A Champion for Milwaukee
What provided a $5.4 billion boost to the greater Milwaukee area economy last year and supported more than 51,000 jobs?
The answer, of course, is tourism. However, if you ask who brought the tourists in, your answer would have to include Alverno alumna Megan Husband ’08.
Husband, who majored in Professional Communication at Alverno, is a convention sales manager for VISIT Milwaukee. The short story is that she helps the city land lucrative conferences and conventions, which fill hotels and bring in thousands of visitors to restaurants, museums and other attractions.
“I love what I do. No two days are alike,” says Husband who, for the past decade, has specifically focused on hosting religious groups, hobbyists, national associations and corporations in the greater Milwaukee area.

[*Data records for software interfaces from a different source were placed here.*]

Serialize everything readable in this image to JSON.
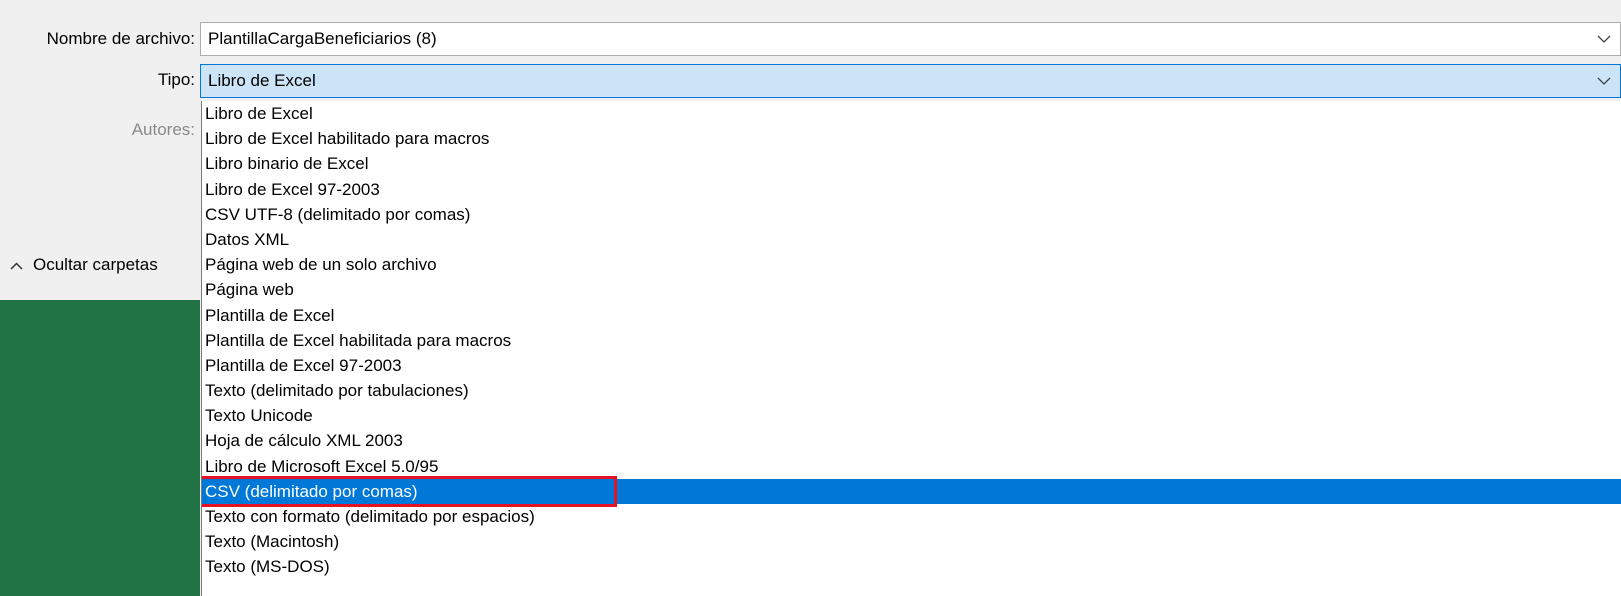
{
  "dialog": {
    "filename_label": "Nombre de archivo:",
    "filename_value": "PlantillaCargaBeneficiarios (8)",
    "type_label": "Tipo:",
    "type_value": "Libro de Excel",
    "authors_label": "Autores:",
    "hide_folders_label": "Ocultar carpetas"
  },
  "type_options": [
    "Libro de Excel",
    "Libro de Excel habilitado para macros",
    "Libro binario de Excel",
    "Libro de Excel 97-2003",
    "CSV UTF-8 (delimitado por comas)",
    "Datos XML",
    "Página web de un solo archivo",
    "Página web",
    "Plantilla de Excel",
    "Plantilla de Excel habilitada para macros",
    "Plantilla de Excel 97-2003",
    "Texto (delimitado por tabulaciones)",
    "Texto Unicode",
    "Hoja de cálculo XML 2003",
    "Libro de Microsoft Excel 5.0/95",
    "CSV (delimitado por comas)",
    "Texto con formato (delimitado por espacios)",
    "Texto (Macintosh)",
    "Texto (MS-DOS)"
  ],
  "selected_option": "CSV (delimitado por comas)",
  "colors": {
    "selection": "#0078d7",
    "highlight_box": "#e81123",
    "excel_green": "#217346",
    "active_field": "#cce4f7"
  },
  "icons": {
    "dropdown_arrow": "chevron-down-icon",
    "collapse": "chevron-up-icon"
  }
}
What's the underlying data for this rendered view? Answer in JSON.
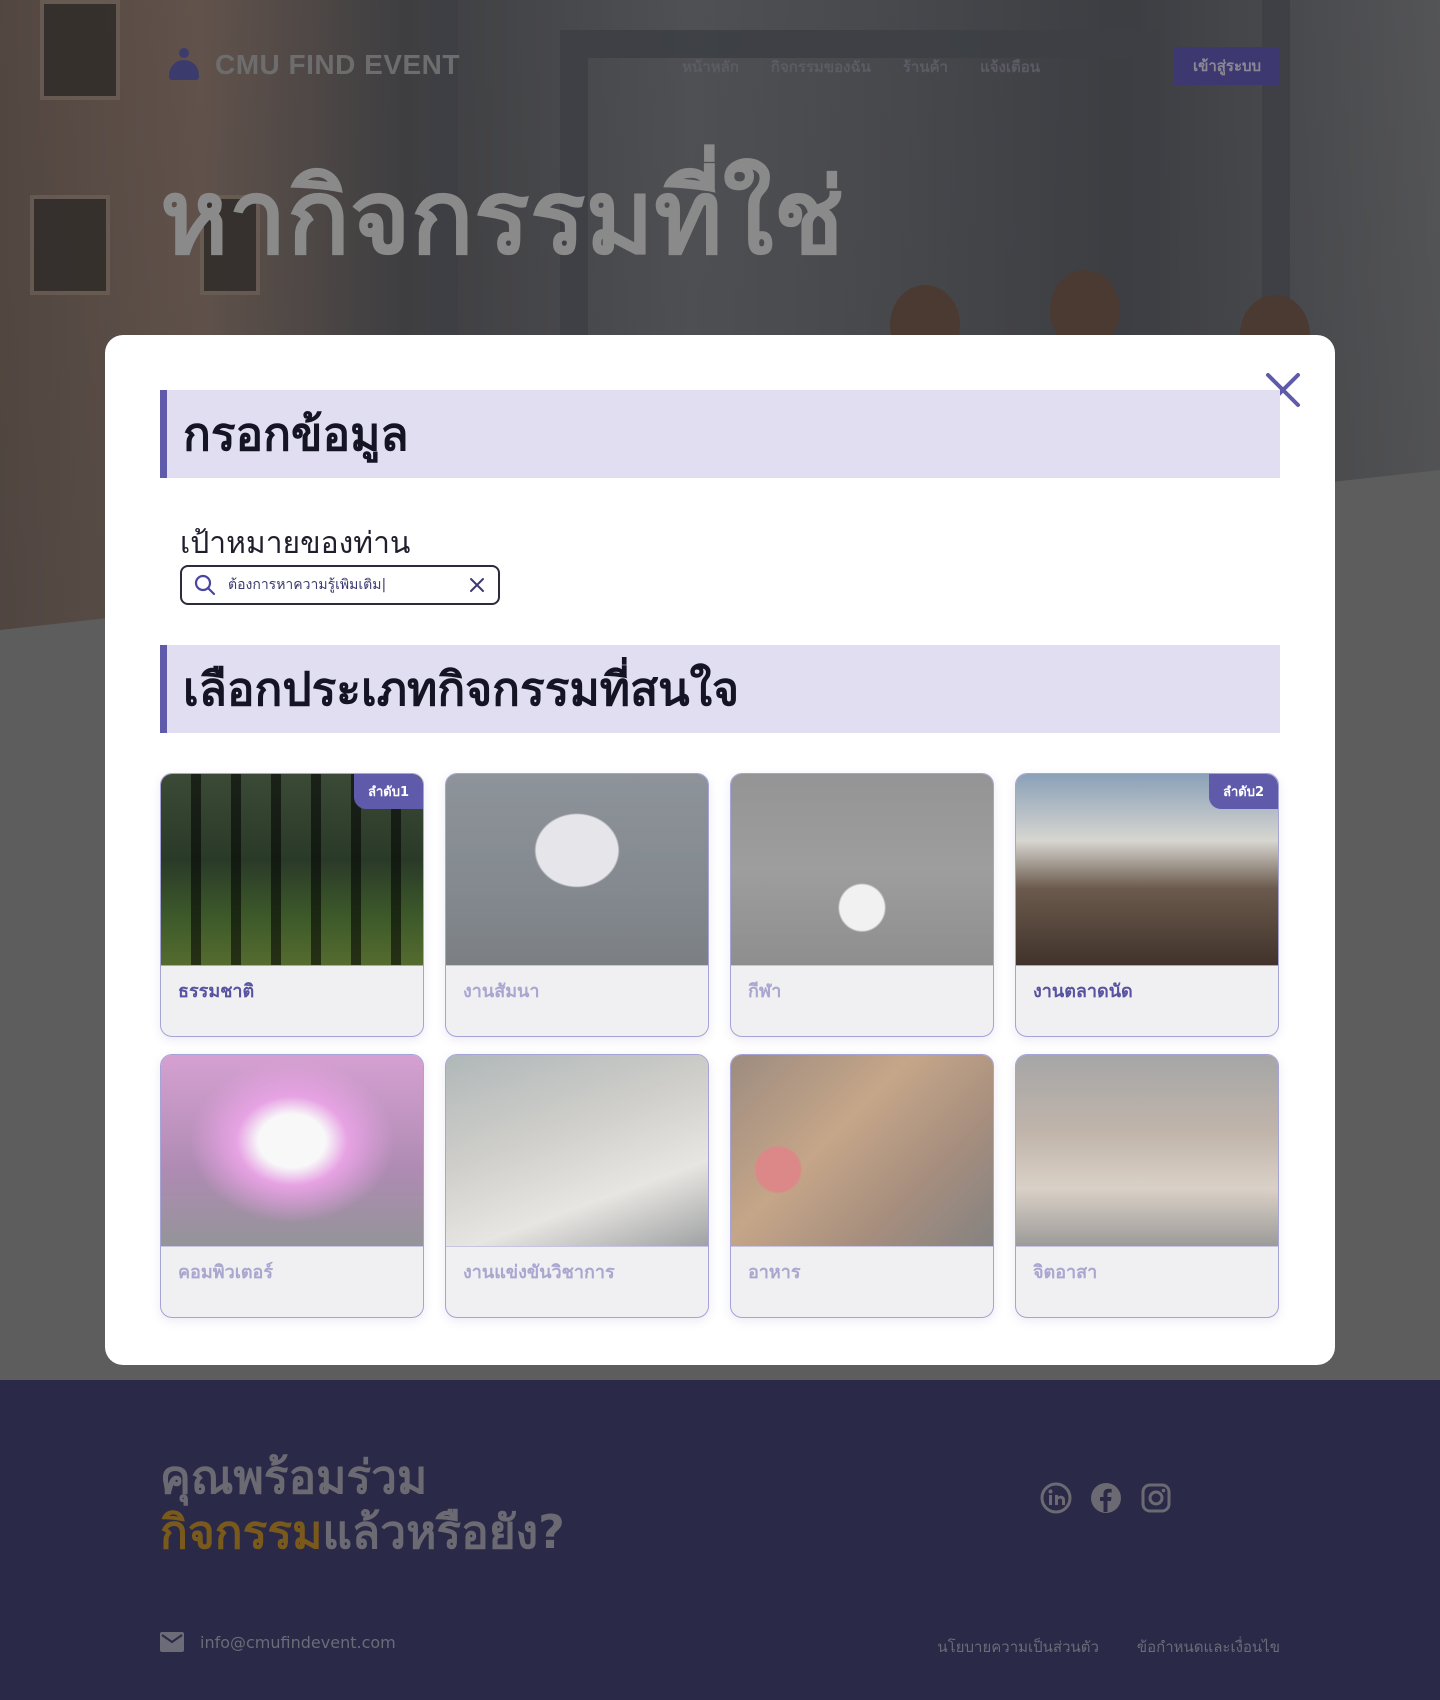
{
  "site": {
    "logo_text": "CMU FIND EVENT",
    "nav": [
      "หน้าหลัก",
      "กิจกรรมของฉัน",
      "ร้านค้า",
      "แจ้งเตือน"
    ],
    "login_label": "เข้าสู่ระบบ",
    "hero_title": "หากิจกรรมที่ใช่"
  },
  "modal": {
    "section1_title": "กรอกข้อมูล",
    "goal_label": "เป้าหมายของท่าน",
    "goal_value": "ต้องการหาความรู้เพิ่มเติม|",
    "section2_title": "เลือกประเภทกิจกรรมที่สนใจ",
    "categories": [
      {
        "label": "ธรรมชาติ",
        "badge": "ลำดับ1",
        "selected": true,
        "icon": "forest-photo"
      },
      {
        "label": "งานสัมนา",
        "badge": "",
        "selected": false,
        "icon": "seminar-photo"
      },
      {
        "label": "กีฬา",
        "badge": "",
        "selected": false,
        "icon": "sport-photo"
      },
      {
        "label": "งานตลาดนัด",
        "badge": "ลำดับ2",
        "selected": true,
        "icon": "market-photo"
      },
      {
        "label": "คอมพิวเตอร์",
        "badge": "",
        "selected": false,
        "icon": "computer-photo"
      },
      {
        "label": "งานแข่งขันวิชาการ",
        "badge": "",
        "selected": false,
        "icon": "study-photo"
      },
      {
        "label": "อาหาร",
        "badge": "",
        "selected": false,
        "icon": "food-photo"
      },
      {
        "label": "จิตอาสา",
        "badge": "",
        "selected": false,
        "icon": "volunteer-photo"
      }
    ]
  },
  "footer": {
    "title_line1": "คุณพร้อมร่วม",
    "title_accent": "กิจกรรม",
    "title_rest": "แล้วหรือยัง?",
    "email": "info@cmufindevent.com",
    "links": [
      "นโยบายความเป็นส่วนตัว",
      "ข้อกำหนดและเงื่อนไข"
    ]
  },
  "colors": {
    "accent": "#5f5aa9",
    "header_bg": "#e0def0",
    "footer_bg": "#2a2947"
  }
}
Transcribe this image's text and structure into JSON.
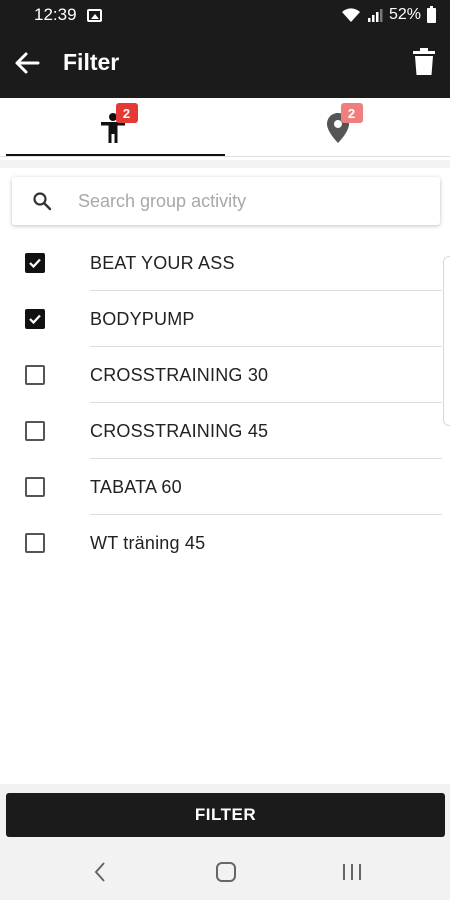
{
  "status_bar": {
    "time": "12:39",
    "battery": "52%",
    "icons": [
      "gallery-icon",
      "wifi-icon",
      "signal-icon",
      "battery-icon"
    ]
  },
  "app_bar": {
    "title": "Filter",
    "back_icon": "arrow-left-icon",
    "delete_icon": "trash-icon"
  },
  "tabs": [
    {
      "icon": "person-icon",
      "badge": "2",
      "active": true
    },
    {
      "icon": "location-pin-icon",
      "badge": "2",
      "active": false
    }
  ],
  "search": {
    "placeholder": "Search group activity",
    "value": ""
  },
  "activities": [
    {
      "label": "BEAT YOUR ASS",
      "checked": true
    },
    {
      "label": "BODYPUMP",
      "checked": true
    },
    {
      "label": "CROSSTRAINING 30",
      "checked": false
    },
    {
      "label": "CROSSTRAINING 45",
      "checked": false
    },
    {
      "label": "TABATA 60",
      "checked": false
    },
    {
      "label": "WT träning 45",
      "checked": false
    }
  ],
  "footer": {
    "filter_label": "FILTER"
  },
  "nav_bar": [
    "back-nav-icon",
    "home-nav-icon",
    "recents-nav-icon"
  ],
  "colors": {
    "app_bar": "#1b1b1b",
    "badge_active": "#e53935",
    "badge_inactive": "#ef7f7f"
  }
}
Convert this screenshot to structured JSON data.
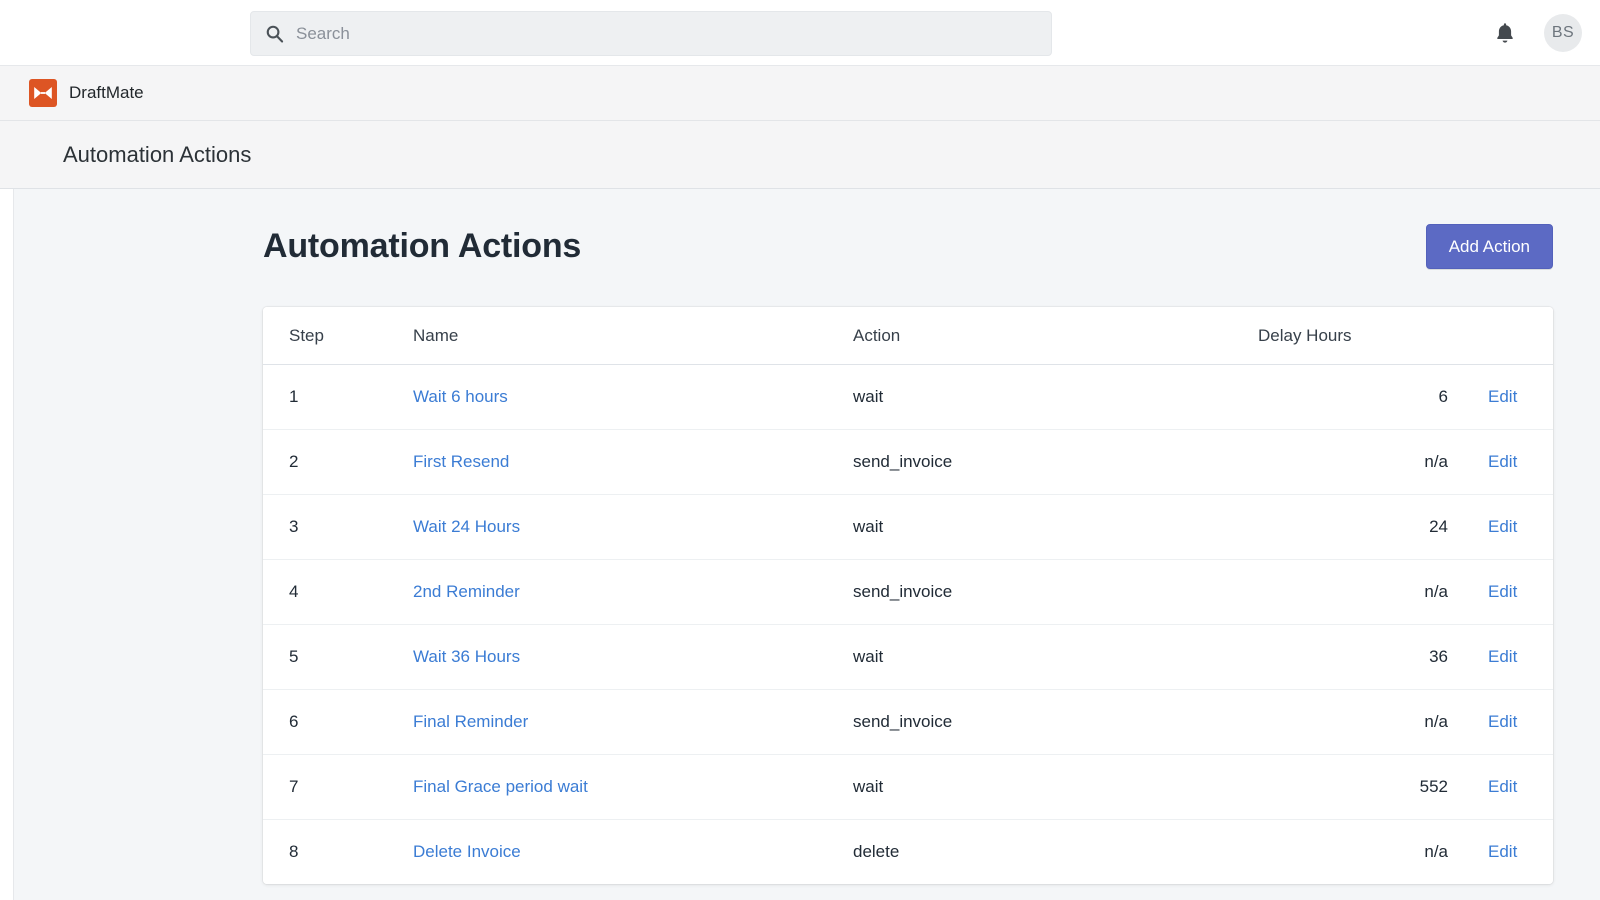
{
  "topbar": {
    "search": {
      "placeholder": "Search",
      "value": "",
      "icon": "search-icon"
    },
    "notifications_icon": "bell-icon",
    "avatar_initials": "BS"
  },
  "brand": {
    "name": "DraftMate",
    "logo_icon": "draftmate-logo-icon",
    "logo_color": "#dd5524"
  },
  "section_header": {
    "title": "Automation Actions"
  },
  "page": {
    "title": "Automation Actions",
    "add_button_label": "Add Action",
    "add_button_color": "#5c6ac4",
    "link_color": "#3b7cd4"
  },
  "table": {
    "columns": [
      "Step",
      "Name",
      "Action",
      "Delay Hours",
      ""
    ],
    "edit_label": "Edit",
    "rows": [
      {
        "step": "1",
        "name": "Wait 6 hours",
        "action": "wait",
        "delay_hours": "6",
        "edit": "Edit"
      },
      {
        "step": "2",
        "name": "First Resend",
        "action": "send_invoice",
        "delay_hours": "n/a",
        "edit": "Edit"
      },
      {
        "step": "3",
        "name": "Wait 24 Hours",
        "action": "wait",
        "delay_hours": "24",
        "edit": "Edit"
      },
      {
        "step": "4",
        "name": "2nd Reminder",
        "action": "send_invoice",
        "delay_hours": "n/a",
        "edit": "Edit"
      },
      {
        "step": "5",
        "name": "Wait 36 Hours",
        "action": "wait",
        "delay_hours": "36",
        "edit": "Edit"
      },
      {
        "step": "6",
        "name": "Final Reminder",
        "action": "send_invoice",
        "delay_hours": "n/a",
        "edit": "Edit"
      },
      {
        "step": "7",
        "name": "Final Grace period wait",
        "action": "wait",
        "delay_hours": "552",
        "edit": "Edit"
      },
      {
        "step": "8",
        "name": "Delete Invoice",
        "action": "delete",
        "delay_hours": "n/a",
        "edit": "Edit"
      }
    ]
  }
}
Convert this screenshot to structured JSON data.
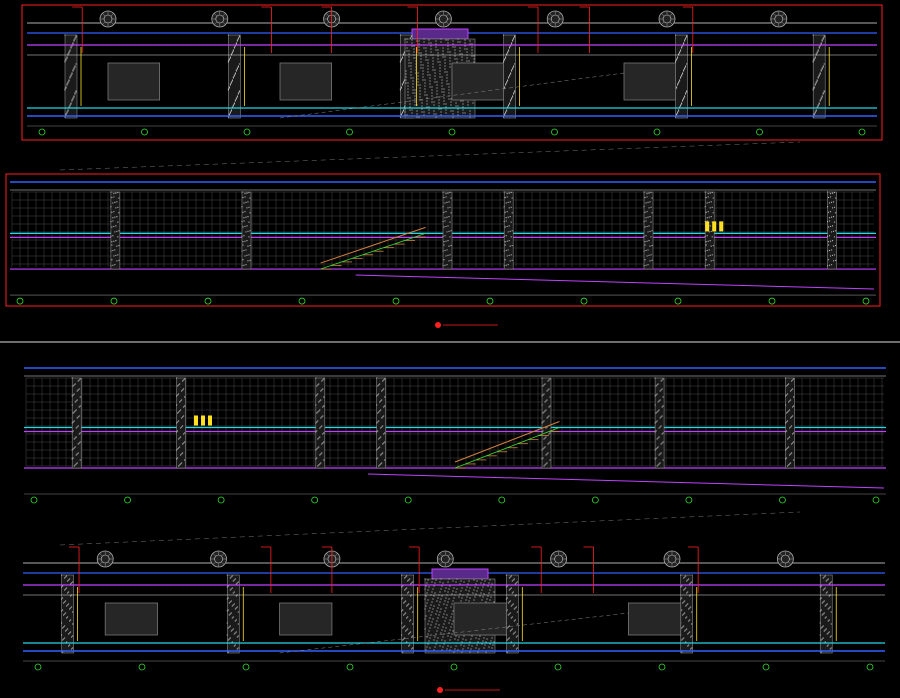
{
  "drawing": {
    "background": "#000000",
    "colors": {
      "red": "#ff2020",
      "green": "#33dd33",
      "cyan": "#22d8e8",
      "blue": "#3060ff",
      "magenta": "#c040ff",
      "white": "#e8e8e8",
      "gray": "#8a8a8a",
      "yellow": "#ffe020",
      "orange": "#d08040"
    },
    "panels": [
      {
        "id": "elevation-a",
        "kind": "long-elevation",
        "frame_color": "red"
      },
      {
        "id": "section-b",
        "kind": "section-with-stair",
        "frame_color": "red",
        "stair": "right"
      },
      {
        "id": "section-c",
        "kind": "section-with-stair",
        "frame_color": "none",
        "stair": "left"
      },
      {
        "id": "elevation-d",
        "kind": "long-elevation",
        "frame_color": "none"
      }
    ],
    "title_marks": [
      {
        "panel": "section-b",
        "symbol": "section-title-marker"
      },
      {
        "panel": "elevation-d",
        "symbol": "section-title-marker"
      }
    ],
    "icons": {
      "grid_axis_bubble": "circle-marker",
      "title_marker": "red-circle-marker",
      "decorative_rosette": "ornament-rosette"
    }
  }
}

The longer story is the amount of work and time that Husband, in collaboration with colleagues at VISIT Milwaukee and around the city, logs in order to land those deals, which can be years in the making.
Take the 68th Women’s International Convention and Crusade, held in Milwaukee earlier this year. Approximately 10,000 women from a predominantly African-American congregation came to Milwaukee for their annual weeklong gathering. The event is estimated to have had a $12.5 million impact on the city.
“That took years of networking, multiple proposals and bids. That was a huge win for everyone involved,” says Husband, naming the conference as one of her most proud professional achievements.
The years of work include putting together a bid on behalf of the entire city. The bid must address the conference venue location, special rates that hotels can offer, the transportation options available, the amenities the city offers a large group, and how the city as a whole can cater to a group of hundreds or thousands of people. Negotiations involve countless moving parts and are subject to constant revision, and the result must be the very best that the city can do. Sound familiar?
“The bid process reminds me of how at Alverno, you can’t just submit a paper and be done. You have to revise it and make it the absolute best paper that you can,” she says. “That’s exactly how it is in the real world. When I submit a bid on behalf of the city, we have to put the city’s best foot forward.”
Submitting the bid isn’t the end, however. The next step is for the conference host to choose finalist cities, which then host site visits. For two to three days, Husband becomes the organization’s tour guide, charged with showing, not just telling, what makes Milwaukee stand out.
“Most people have absolutely no idea what Milwaukee has to offer,” she says. Alternatively, some out-of-towners may have an outdated memory or antiquated view of the city.
While Milwaukee and its residents grapple with economic and social challenges, Husband says visitors immediately notice the city’s vitality and witness the passion of the people and organizations working every day to make it a better place.
“Convention attendees are absolutely blown away,” says Husband. “Milwaukee is easily accessible, architecturally beautiful and vibrant. There is a real energy and passion for our city here. We’re not afraid to welcome people of all backgrounds and to be inclusive. Milwaukee is definitely a hidden gem that we want everyone to experience!”